- WHAT YOU ARE ASKED TO DO -
In the data, find each line where the word "icon" appears and list that line.

------------------------------------

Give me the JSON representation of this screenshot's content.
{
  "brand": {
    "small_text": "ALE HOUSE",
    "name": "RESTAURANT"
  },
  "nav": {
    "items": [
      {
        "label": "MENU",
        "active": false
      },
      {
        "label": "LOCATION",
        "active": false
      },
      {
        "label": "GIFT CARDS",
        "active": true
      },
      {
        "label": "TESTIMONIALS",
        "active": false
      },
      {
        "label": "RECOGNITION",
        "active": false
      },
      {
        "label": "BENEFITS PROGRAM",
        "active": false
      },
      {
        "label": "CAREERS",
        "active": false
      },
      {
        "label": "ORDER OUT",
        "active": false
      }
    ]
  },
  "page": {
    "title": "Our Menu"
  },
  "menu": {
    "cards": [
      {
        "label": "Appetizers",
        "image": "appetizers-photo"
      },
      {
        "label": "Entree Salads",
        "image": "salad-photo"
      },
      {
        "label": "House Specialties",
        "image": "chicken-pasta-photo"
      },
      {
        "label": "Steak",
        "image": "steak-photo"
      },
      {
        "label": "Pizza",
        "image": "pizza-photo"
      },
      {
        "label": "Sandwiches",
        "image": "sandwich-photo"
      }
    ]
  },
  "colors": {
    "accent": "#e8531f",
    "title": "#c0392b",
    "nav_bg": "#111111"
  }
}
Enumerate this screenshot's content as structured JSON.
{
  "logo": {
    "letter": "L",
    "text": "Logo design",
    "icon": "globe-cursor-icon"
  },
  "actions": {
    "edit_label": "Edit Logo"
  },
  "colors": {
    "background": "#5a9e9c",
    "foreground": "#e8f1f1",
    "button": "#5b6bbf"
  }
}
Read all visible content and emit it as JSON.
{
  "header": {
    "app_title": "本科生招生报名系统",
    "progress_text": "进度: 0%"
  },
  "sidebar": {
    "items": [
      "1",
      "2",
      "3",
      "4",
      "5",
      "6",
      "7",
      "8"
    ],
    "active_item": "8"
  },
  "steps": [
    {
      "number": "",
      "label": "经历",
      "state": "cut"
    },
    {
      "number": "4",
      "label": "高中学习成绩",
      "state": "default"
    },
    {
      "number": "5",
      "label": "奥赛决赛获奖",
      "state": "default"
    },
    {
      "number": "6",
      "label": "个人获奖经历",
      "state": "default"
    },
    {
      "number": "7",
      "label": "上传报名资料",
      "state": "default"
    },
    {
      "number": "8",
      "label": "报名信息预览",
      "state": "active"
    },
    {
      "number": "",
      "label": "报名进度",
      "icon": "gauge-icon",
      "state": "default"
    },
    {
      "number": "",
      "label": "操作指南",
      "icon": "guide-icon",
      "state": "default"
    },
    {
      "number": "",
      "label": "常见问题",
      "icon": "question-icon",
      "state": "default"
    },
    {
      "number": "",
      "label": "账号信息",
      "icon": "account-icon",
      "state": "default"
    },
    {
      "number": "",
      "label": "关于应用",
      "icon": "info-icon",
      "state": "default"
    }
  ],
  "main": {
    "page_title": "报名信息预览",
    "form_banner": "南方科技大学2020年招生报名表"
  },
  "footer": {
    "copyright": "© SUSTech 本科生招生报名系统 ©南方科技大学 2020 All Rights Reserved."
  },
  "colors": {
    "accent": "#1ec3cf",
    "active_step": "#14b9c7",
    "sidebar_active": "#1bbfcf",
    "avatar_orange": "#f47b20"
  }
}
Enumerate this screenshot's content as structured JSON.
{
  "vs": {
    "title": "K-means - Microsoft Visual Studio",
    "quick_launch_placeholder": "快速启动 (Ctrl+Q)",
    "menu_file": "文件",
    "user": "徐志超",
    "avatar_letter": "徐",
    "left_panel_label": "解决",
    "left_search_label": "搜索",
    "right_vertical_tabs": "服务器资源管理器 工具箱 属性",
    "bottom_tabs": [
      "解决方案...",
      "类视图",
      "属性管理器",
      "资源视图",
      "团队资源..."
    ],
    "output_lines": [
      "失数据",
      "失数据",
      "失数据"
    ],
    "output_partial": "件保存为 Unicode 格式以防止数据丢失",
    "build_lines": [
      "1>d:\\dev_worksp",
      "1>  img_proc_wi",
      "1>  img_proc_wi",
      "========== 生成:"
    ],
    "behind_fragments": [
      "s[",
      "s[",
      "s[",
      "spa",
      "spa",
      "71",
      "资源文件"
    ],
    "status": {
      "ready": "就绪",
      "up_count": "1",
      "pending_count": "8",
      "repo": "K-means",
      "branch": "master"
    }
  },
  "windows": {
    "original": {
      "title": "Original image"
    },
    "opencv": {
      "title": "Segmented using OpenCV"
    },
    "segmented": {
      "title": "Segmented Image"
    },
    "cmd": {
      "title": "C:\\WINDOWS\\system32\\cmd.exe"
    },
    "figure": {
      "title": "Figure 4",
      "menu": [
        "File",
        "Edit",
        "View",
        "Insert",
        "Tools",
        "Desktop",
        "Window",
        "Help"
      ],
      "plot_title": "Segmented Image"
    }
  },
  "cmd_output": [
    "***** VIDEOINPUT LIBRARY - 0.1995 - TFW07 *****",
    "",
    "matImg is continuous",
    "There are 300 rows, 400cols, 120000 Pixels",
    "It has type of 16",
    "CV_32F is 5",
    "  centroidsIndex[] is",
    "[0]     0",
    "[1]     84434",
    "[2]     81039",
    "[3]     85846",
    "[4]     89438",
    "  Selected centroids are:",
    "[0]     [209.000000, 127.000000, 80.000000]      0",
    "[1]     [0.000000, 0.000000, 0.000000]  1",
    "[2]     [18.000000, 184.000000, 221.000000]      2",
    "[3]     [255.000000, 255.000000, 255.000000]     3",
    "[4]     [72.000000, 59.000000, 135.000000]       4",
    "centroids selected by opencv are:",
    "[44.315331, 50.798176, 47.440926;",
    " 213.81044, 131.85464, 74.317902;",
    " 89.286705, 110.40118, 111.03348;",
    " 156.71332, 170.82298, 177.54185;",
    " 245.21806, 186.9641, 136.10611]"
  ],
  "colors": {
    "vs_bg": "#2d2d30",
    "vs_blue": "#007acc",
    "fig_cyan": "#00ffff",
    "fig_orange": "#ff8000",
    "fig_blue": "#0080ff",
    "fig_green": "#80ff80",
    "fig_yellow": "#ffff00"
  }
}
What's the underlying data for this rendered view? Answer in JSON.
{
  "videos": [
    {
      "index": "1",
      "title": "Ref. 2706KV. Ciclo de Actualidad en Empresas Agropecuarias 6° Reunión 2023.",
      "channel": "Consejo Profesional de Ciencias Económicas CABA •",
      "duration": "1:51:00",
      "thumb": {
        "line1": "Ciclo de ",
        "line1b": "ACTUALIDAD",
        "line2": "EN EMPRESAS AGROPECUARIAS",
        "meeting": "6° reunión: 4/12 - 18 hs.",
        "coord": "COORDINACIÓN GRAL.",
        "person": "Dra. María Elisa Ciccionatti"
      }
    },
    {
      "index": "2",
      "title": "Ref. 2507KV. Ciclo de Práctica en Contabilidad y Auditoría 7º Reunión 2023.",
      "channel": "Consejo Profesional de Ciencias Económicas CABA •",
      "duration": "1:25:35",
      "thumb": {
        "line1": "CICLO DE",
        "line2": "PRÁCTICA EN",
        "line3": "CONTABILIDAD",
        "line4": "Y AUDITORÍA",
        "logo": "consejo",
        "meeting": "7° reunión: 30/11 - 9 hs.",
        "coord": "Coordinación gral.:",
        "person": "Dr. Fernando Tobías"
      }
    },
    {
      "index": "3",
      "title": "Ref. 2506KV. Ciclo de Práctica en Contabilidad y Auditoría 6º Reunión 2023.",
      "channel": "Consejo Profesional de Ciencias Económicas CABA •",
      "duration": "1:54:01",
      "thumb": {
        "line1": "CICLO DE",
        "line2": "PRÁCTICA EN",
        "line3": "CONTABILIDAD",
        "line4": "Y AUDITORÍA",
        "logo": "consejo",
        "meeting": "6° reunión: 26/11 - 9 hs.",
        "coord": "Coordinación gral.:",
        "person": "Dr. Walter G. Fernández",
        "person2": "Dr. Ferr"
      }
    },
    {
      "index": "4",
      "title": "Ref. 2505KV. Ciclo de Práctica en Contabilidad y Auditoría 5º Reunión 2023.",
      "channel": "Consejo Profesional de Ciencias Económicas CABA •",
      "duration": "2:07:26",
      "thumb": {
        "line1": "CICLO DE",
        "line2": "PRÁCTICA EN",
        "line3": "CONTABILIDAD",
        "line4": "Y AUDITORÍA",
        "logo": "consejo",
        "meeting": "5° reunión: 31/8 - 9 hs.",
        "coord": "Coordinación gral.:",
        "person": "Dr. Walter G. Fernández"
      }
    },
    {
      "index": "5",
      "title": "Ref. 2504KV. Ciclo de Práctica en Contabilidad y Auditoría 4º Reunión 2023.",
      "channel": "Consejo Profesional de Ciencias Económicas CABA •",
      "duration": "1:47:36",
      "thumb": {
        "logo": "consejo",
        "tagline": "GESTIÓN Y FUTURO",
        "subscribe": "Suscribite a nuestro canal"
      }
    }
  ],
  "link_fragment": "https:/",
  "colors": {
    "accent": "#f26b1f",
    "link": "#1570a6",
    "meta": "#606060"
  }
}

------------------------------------

- TASK OUTPUT -
    "icon": "globe-cursor-icon"
      "icon": "gauge-icon",
      "icon": "guide-icon",
      "icon": "question-icon",
      "icon": "account-icon",
      "icon": "info-icon",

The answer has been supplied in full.